Companies will be successful in these brand-building endeavors if they are clear about their own role and select the right sort of company to keep. Often the brand’s role is creating and funding a platform, but access to the right tribes of people to engage with will come from partnering strategically with an organization or agency that understands what will appeal to that specific audience.
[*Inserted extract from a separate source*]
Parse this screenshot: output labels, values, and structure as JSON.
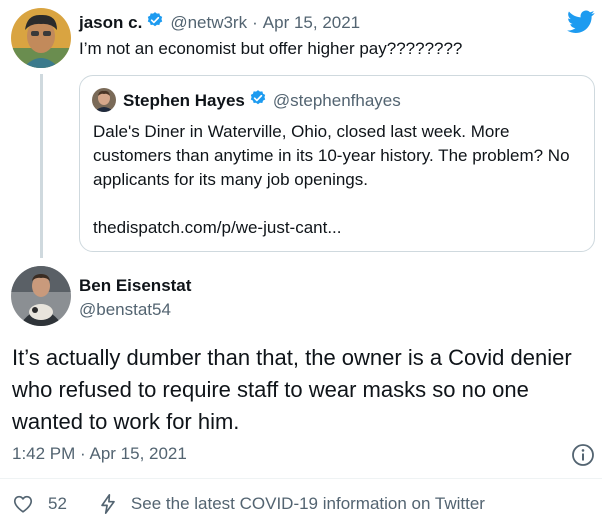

Intel has partnered numerous times with Vice on Creators Project (a global tech arts and music festival). Nancy Lublin from Do Something also reinforced this point when she explained the partnership between Dosomething.org + Aeropostale that’s combating homelessness in a way where everyone gains.
Brands doing this well:
+ Vimeo (a community of filmmakers) and Lincoln Motor Company (an old iconic American brand) have come together to create the “Hello Again” project that invites filmmakers to reimagine iconic brands via Vimeo.
+ Soundcloud is partnering with Red Bull, Blue Bottle Coffee (& others) to provide access to their huge community and create new revenue streams, all whilst protecting the integrity of their own brand and respecting their members.
You have to be geared up differently to act in the moment
For Dove’s latest campaign, the client had to sign off on a ‘social experiment’, not a carefully crafted script.
They shot real women in real time, and the marketing team had to be on set to make decisions in real time.
Oreo was able to react so quickly during the Super Bowl blackout this year because they were able to rely on the social strategy they’d already had in place. 18 months ago, Oreo marketing created the ‘Impulse Lab’ (a team of cross-functional brains from insights, brand and legal teams) that set them up to react in right the moment. The payoff was the tweet that became one of the most memorable moments of the Super Bowl.
It’s increasingly clear that in the moment scenarios like this are becoming more and more important for brand. Social media teams are being built up and invested in unlike ever before. In the past 5-10 years, ‘social’ jobs have become commonplace.
And rising star companies like Salesforce are even evolving these roles – they’re changing the title to ‘social strategists’.
So to wrap up the ‘so what’ of it all – get your purpose right as it’s the fuel for everything. Work directly with the people you want engage with your brand. And reengineer your marketing capabilities and processes to suit the new context.
Sam Wilson is managing director of Wolff Olins New York.